“It says, ‘God Made. Jesus Saved. Texas Raised.’ That’s our motto, going through this whole thing. It’s a constant reminder that we’re not alone, that God is here for us, and we will get through this.”
Samaritan’s Purse has disaster relief units set up at churches in five of the hardest-hit communities spanning 200 miles of the Gulf Coast. In addition to Houston and nearby Pearland, we have work in Santa Fe, Rockport/Portland, and Victoria. After the first full week of work, 3,266 volunteers had completed work on 488 houses in Harvey’s path—patching roofs, cutting trees, removing debris, and ministering to survivors in the Name of Jesus Christ. Through this outreach, more than 150 individuals have prayed to receive Jesus as their Lord and Savior.
Countless others have seen their prayers answered and faith strengthened as God brought them through the storm. One woman named Laura Krueger said that if not for God’s protection, she would have been added to the list of more than 70 Texans who lost their lives because of the storm.
Harvey made landfall on Friday, Aug. 25, near Rockport, nearly 200 miles from Laura’s home near uptown Houston. She lives one block from the Buffalo Bayou, a meandering river that drains Houston. In 17 years, it had never flooded her home.
By Saturday night, she thought the worst was over. “I went to bed upstairs thinking: This is OK. No real wind. Not that much rain. We’ll be OK. We’ve been through a lot of floods here in Houston.”
She was awakened at 5:30 a.m. by the security alarm, and when she looked down her steps, she saw her furniture floating and her living room already flooded too deep for her to escape. All she could do was climb onto a tiny second-floor balcony and wait to be rescued. “Laura was in absolute terror,” her neighbor Donna Platt said. “She was crying, ‘I can’t swim!”
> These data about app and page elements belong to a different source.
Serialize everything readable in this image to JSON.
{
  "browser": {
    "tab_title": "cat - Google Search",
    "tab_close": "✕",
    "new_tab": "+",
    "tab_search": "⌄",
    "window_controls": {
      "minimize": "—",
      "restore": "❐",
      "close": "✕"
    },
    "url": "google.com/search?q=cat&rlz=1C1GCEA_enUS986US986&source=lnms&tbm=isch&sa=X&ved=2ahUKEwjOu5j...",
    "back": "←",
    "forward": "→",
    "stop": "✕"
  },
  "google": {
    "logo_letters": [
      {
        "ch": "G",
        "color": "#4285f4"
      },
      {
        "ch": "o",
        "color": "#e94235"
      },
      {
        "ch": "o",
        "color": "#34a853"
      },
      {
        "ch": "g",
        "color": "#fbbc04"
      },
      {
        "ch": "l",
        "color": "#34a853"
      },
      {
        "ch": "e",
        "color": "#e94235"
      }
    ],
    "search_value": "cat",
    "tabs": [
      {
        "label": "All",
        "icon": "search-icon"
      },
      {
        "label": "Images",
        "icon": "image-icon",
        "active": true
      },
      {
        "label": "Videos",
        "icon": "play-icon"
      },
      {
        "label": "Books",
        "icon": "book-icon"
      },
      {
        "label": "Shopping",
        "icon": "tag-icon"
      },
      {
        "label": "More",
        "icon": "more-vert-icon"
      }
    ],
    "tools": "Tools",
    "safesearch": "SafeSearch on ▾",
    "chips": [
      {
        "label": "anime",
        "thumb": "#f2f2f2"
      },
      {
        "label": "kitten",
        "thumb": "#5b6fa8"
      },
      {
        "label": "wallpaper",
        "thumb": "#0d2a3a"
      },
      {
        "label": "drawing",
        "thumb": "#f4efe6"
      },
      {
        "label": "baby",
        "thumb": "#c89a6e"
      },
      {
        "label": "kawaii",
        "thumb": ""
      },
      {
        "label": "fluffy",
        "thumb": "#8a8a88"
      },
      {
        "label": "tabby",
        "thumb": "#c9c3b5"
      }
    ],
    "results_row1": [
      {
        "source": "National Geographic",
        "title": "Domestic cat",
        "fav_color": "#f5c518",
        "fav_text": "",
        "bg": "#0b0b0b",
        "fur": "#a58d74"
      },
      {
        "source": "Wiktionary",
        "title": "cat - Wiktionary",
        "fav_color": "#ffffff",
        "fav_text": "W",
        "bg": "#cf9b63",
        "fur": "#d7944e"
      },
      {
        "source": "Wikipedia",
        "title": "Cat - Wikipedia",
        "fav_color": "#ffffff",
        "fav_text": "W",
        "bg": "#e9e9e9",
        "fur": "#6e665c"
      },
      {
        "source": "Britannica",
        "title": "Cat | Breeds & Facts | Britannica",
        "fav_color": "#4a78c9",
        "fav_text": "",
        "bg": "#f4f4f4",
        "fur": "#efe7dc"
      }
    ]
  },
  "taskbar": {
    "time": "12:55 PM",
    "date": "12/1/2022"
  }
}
From balconies on the opposite sides of the alleyway, they waited for hours in relentless rain while the churning waters rose almost to the second floor. Finally, an airboat arrived and rescued them and their cats.
Laura is now living with her sister. She has flood insurance and hopes she can rebuild, but as she watched volunteers clean out her home, she said, “When I see this, I can’t imagine that it will ever be clean.”
At one point, she asked for prayers as she watched workers carried out a beloved painting of Adam and Eve being cast out of the Garden of Eden. It was obviously beyond repair. “Adam and Eve are going to go to the curb,” she said.
Across the street, Laura’s neighbor Donna worked with a Samaritan’s Purse volunteer to salvage porcelain from the wreckage and worked the phones seeking shelter for five cats she had rescued. “I do a lot of rescues,” she said. “Now I’m being rescued.”
Further down the street, a family of Iranian immigrants told how this was the second time in two years that they have been flooded since they moved to Houston. Our teams shared the hope of the Gospel with them as they cleaned out their house.
One young woman, inspired by the dedication and efforts of our orange-shirted Samaritan’s Purse volunteers, told a chaplain what she and surely many other Houston residents are feeling, “Our silver lining is orange.”
Help Samaritan's Purse respond quickly to victims of disasters across North America, providing not only physical assistance as people clean up and rebuild after wind, floods, fires, and other disasters, but also emotional and spiritual support in the aftermath of tragedy.